After 20 years of “Gunsmoke,” many fans wondered what happened to star James Arness in his golden years.
How could they forget the TV star who acted for 20 years on their television screens?
In 1998, a TV Guide survey of 50,000 readers said “Gunsmoke” was their favorite western. The readers also called Arness the “greatest gunslinger” from all the shows in the CBS library.
Arness On Life After “Gunsmoke”
The actor didn’t stop his love of acting in westerns after “Gunsmoke” ended. It’s kind of wild that Arness bounced around Hollywood for ten years before he found success on the CBS show.
In a 2001 Biography magazine article, the former Marshal Matt Dillon actor talked about starring in “How the West Was Won.” The role as mountain man Zeb Macahan caught on with European audiences and gained him cult status.
The older brother of “Mission: Impossible” star Peter Graves also played a police officer in “McClain’s Law” with former “Barnaby’s Law” star Marshall Colt.
But Arness had to return to that famous Dillon character that made him a star a few times. He also worked in five more made-for-TV “Gunsmoke” movies from 1978 to 1994. Arness worked almost until the end, starring his last “Gunsmoke V: One Man’s Justice” production at 71.
After that last movie, he enjoyed life with his second wife, Janet. The two worked on charity projects.

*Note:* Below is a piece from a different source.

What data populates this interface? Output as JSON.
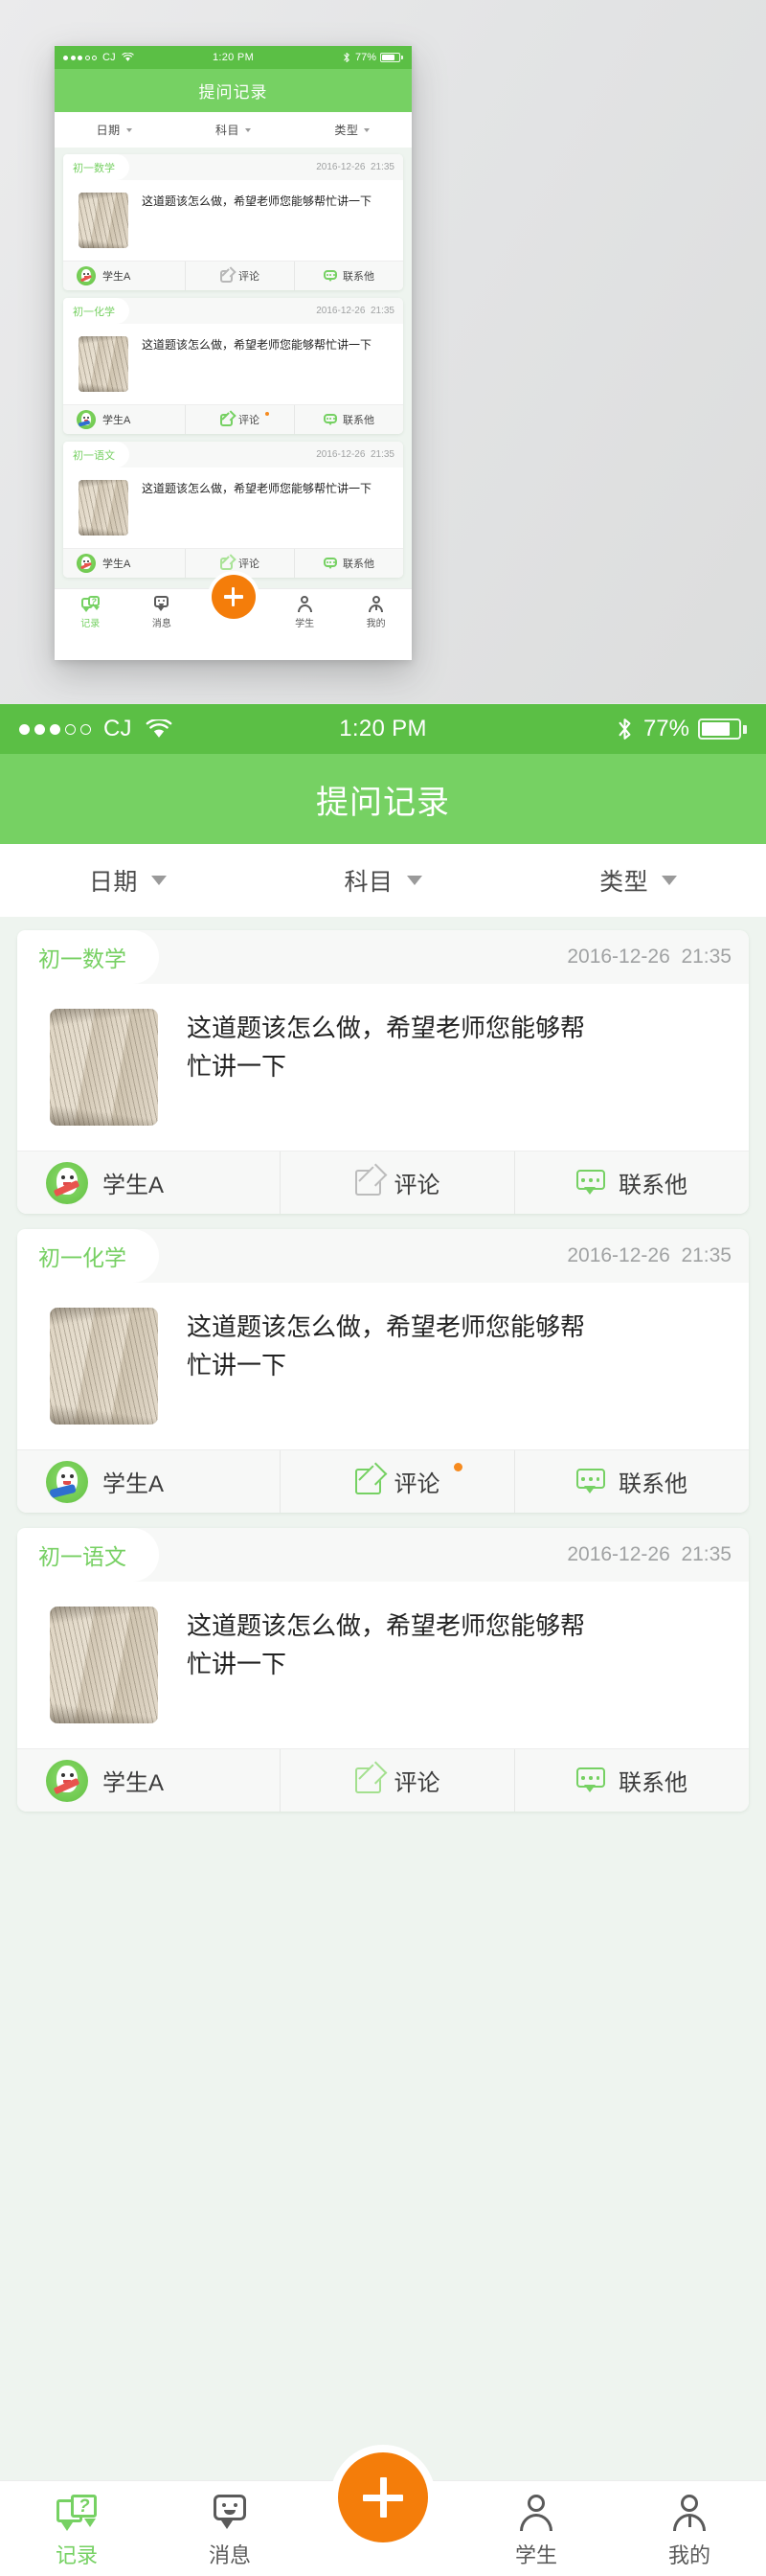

Arness did the best he could as his bad leg (a World War II injury that earned him a purple heart) caught up with him.
The GunsmokeNet website mentioned the actor finished his autobiography in 2001. Former “Gunsmoke” co-star Burt Reynolds wrote the book’s forward.
Arness told Biography Magazine that he often reflected on his entertainment career. “It really has been a great career, a great life,” Arness said.
He died in 2011 at age 88.
‘Gunsmoke’ Star Known To Watch His Show
Stars these days will lament that they hate watching themselves on film or television.
Maybe it’s just a matter of time before they’d get curious and go back.
James Arness wasn’t afraid to look back at his old “Gunsmoke” performances in syndication. The show left the CBS airwaves in 1975 after a 20-year run. The series produced an astounding 635 episodes.
The website GunsmokeNet.com recounted an Amarillo (Texas) Globe-Mail interview where Arness said reflected on the show. The longtime actor said the shows were “they’re interesting to watch all these years later.”
The towering 6-foot-7 actor had quite a 47-year career. He worked in showbiz and got an excellent opportunity to work with one of his mentors, John Wayne. Wayne introduced Arness to the TV world in the first screen episode. For years, the famous Dodge City show was on the radio airwaves.